rodney2The different aspects of a person’s identity are critically important to how they see themselves and how the world sees them. And while identifiers like race, gender and religion are affirming in many circumstances, they can also result in negative stereotypes, prejudice and oppression, educator Rodney Glasgow told students this week.

Mr. Glasgow, who is a speaker and facilitator on issues of diversity and equality, spent time with the Middle School Tuesday morning leading a discussion about the cycle of oppression and the role of identity in individual lives and society.

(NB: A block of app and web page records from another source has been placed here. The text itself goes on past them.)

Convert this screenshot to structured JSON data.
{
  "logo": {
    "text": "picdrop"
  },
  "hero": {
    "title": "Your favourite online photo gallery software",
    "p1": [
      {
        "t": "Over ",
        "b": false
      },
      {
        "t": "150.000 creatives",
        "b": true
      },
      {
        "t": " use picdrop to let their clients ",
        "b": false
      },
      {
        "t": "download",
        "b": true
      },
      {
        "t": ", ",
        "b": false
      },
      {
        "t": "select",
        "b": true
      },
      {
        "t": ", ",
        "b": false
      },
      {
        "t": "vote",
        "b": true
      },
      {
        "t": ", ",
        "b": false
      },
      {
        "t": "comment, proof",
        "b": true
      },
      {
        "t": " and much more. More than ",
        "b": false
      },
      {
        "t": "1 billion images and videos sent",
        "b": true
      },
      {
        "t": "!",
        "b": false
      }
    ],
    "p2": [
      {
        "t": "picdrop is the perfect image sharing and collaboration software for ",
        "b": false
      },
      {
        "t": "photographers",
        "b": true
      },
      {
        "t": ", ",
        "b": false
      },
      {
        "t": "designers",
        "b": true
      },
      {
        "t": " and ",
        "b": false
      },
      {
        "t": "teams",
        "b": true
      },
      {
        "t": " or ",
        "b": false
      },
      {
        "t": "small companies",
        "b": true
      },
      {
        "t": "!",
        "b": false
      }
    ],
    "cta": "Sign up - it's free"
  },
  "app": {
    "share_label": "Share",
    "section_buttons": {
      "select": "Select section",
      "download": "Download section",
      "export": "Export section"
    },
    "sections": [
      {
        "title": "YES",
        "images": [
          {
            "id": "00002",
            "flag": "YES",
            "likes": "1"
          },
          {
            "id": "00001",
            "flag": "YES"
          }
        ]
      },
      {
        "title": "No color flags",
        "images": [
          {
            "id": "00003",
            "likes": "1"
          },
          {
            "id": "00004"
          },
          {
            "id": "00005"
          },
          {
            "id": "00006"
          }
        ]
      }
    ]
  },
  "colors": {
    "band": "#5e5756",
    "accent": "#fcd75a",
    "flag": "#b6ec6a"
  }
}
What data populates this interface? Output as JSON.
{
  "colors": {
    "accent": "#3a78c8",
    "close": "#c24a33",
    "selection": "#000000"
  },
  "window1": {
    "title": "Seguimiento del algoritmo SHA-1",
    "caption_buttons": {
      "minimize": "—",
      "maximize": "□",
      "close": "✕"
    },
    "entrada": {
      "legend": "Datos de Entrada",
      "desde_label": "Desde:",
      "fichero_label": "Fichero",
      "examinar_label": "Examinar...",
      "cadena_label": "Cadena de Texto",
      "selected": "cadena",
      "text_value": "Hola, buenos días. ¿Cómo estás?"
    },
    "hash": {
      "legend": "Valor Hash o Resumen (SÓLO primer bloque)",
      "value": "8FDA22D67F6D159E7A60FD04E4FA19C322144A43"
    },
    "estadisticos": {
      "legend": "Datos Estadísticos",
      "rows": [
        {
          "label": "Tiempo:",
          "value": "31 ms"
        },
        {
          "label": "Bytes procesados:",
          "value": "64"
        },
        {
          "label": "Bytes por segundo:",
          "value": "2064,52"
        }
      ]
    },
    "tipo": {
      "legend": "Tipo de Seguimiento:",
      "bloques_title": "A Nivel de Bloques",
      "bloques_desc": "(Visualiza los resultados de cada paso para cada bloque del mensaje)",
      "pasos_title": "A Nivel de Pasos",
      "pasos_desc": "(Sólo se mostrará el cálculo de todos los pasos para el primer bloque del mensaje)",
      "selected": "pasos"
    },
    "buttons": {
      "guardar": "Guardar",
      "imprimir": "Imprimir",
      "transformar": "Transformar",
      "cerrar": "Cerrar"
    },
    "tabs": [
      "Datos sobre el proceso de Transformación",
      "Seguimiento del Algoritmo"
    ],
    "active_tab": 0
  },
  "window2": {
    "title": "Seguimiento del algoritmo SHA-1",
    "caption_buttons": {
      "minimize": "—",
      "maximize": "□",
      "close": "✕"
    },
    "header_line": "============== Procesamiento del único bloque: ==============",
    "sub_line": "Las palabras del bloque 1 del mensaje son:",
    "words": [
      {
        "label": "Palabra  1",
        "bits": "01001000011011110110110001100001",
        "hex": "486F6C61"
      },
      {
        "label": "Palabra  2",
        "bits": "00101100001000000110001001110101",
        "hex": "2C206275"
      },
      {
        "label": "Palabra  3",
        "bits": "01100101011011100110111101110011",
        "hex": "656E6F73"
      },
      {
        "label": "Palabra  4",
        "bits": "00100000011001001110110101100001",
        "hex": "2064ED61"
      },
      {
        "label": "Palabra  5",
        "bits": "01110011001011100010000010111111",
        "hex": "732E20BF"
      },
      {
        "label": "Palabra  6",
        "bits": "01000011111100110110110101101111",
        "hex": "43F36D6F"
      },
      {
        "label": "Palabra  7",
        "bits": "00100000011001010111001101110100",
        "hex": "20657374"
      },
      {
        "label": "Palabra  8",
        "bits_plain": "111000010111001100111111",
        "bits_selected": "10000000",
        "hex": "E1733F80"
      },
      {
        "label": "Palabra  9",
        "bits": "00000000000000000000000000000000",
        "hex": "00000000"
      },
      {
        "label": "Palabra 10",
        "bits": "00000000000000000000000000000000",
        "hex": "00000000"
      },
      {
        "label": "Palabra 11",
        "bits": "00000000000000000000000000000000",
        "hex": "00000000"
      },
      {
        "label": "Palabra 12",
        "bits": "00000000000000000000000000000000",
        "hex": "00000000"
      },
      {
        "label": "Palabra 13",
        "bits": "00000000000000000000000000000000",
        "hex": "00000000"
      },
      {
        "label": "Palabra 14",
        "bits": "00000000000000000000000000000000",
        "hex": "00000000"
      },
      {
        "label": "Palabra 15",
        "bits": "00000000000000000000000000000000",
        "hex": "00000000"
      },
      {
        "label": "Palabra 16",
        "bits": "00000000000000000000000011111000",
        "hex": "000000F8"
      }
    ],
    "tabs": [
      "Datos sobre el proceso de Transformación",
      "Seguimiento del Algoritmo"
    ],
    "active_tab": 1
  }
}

Mr. Glasgow’s visit was part of an ongoing partnership with the entire School to explore issues of race and identity.

Students broke into their advisory groups for an activity to help them define the different stages in the cycle of oppression: fear of difference, stereotypes, prejudice, discrimination, institutional oppression and internalized oppression.

“Our identities help us understand who we are, and they are often positive, but issues surrounding identity can also cause a lot of heartache,” Mr. Glasgow told students, explaining that institutional and internalized oppression can negatively impact individual lives and entire communities.

People are biologically inclined to put themselves into groups that share their identities, Mr. Glasgow said—such instincts kept people alive at the beginning of human history. Problems arise from stereotypes that are based in fear of differences, which are used by people in power to oppress others.

When oppression becomes internalized, it can make a person doubt their abilities and sense of belonging, Mr. Glasgow said.

“It can make you not seek opportunities because you’re ‘not supposed’ to do that, and ask yourself, ‘Am I worthy? Do I belong here?’” Mr. Glasgow said. He challenged students to interrupt the cycle of oppression by rejecting prejudice and discrimination.

Chair and Founder of the National Diversity Practitioners Institute, Mr. Glasgow has a long and distinguished career in this work. He serves today as chief diversity officer and head of middle school at St. Andrew’s Episcopal School in Maryland. Mr. Glasgow earned degrees in Afro-American studies and psychology at Harvard University and holds a master of arts in organization and leadership from Columbia. He is an independent school alum, having graduated from Gilman School. He is also president of The Glasgow Group, a consortium of dynamic and innovative consultants.